When I was starting with the bus I was looking for an existing solution, no need to invent the wheel. Soon I found the following web site of the RetroBrew Computers which is a site about hobbyists computers based on the ECB bus. The bus seemed to fit nicely for the Q-Bus.
So I mapped all the Q-Bus signals to appropriate signals of the ECB bus and used it as the base for my system and named the system bus the QBUS64. This allowed me to use one of the standard bus boards available to begin with the system setup. Later I designed my own PCB. The following shows the schematic
and the finished Bus of my own design.
As the real Q-Bus it is fully asynchronous. The speed is about the same as the real Q-Bus. But as with any DCJ11 based system the performance depends primarely on the memory speed. In the case of the PDP‐11/Hack the memory is located on the CPU board and operates at the speed of a cache similar to the PDP-11/93.
Please note that I often use slightly different names for the signals than are used on the Q-Bus. E.g. I did not prefix all signals with B for bus and spelt the signals differently, e.g. IACK instead of IAK, A instead of DAL, etc. This was very thoughtless. I’m continuously changing this whenever I make a new revision.
Address/Data Bus Signals

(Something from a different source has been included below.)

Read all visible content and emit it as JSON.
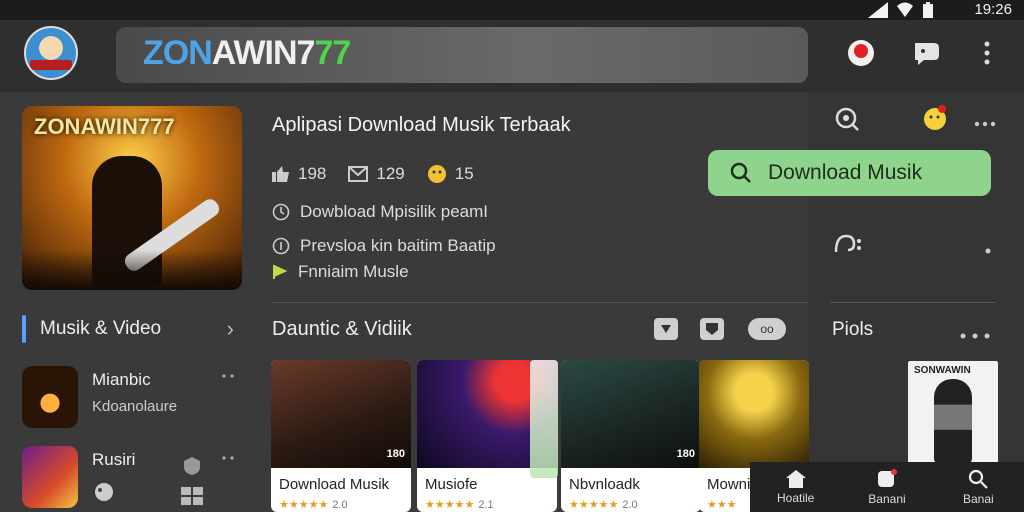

The Address and Data are multiplexed like in a real Q-Bus. However unlike the real Q-Bus the Address/Data signals use positive logic and tri-state buffers. The main reason is because the first trials on the bread-boards did not use bus transceivers. Also later the UART and the CPLD talked directly to the system bus. The UART has also positive logic. Later I tried to use an inverted bus with the CPLD but it always caused problems with WinCUPL. Might also be caused by my limited experience then with CPLD programming at that time. For a short time I was thinking about a redesign to better match the Q-Bus but then I decided it is not worth the effort and it is not necessary in case I want to translate a design to Q-Bus.
Control Bus Signals
The rest of the signals however uses open collector drivers and inverted logic. It seems natural for an asynchronous bus with a lot of bidirectional control signals and the option of multiple masters. At least it is very easy to implement the Q-Bus protocol using open collector outputs. QBUS64 uses the following Q-Bus signals:
|DIN||BDIN||Master read data from slave|
|DOUT||BDOUT||Master write data to slave|
|BS7||BBS7||Bank Select 7 aka IO Page on a PDP-11|
|RPLY||BRPLY||Reply from slave, acknowledge|
|IRQ0||BIRQ4||Interrupt request level 4, currently all boards use this level|
|IRQ1||BIRQ5||Interrupt request level 5|
|IRQ2||BIRQ6||Interrupt request level 6|
|IACKI||BIAKI||Interrupt Acknowledge In Daisy-Chain|
|IACKO||BIAKO||Interrupt Acknowledge Out Daisy-Chain|
|DMR||BDMR||DMA Service Request|
|SACK||BSACK||DMA Service Request Acknowledge|
|DMGI||BDMGI||DMA Grant In Daisy-Chain|
|DMGO||BDMGO||DMA Grant Out Daisy-Chain|
|EVENT||BEVNT||Cyclical Event, System Tick|
The QBUS64 does not implement or does not make use of the following signals
The open collector signals are only terminated on the CPU board. The bus is too short to require termination on both sides. Also I do use a 3.3V voltage and a single pull-up resister, this is the electrical equivalent to the voltage divider setup of the Q-Bus and saves a lot of power. Modern SCSI terminators for example used the same trick.
Initially I thought it would be a good idea to power the system via an USB power supply and therefore added a Type-B connector to the PCB, however I swapped GND and VCC which makes this option unusable. Don’t solder the connector, just use the screw heads as you can see on the picture.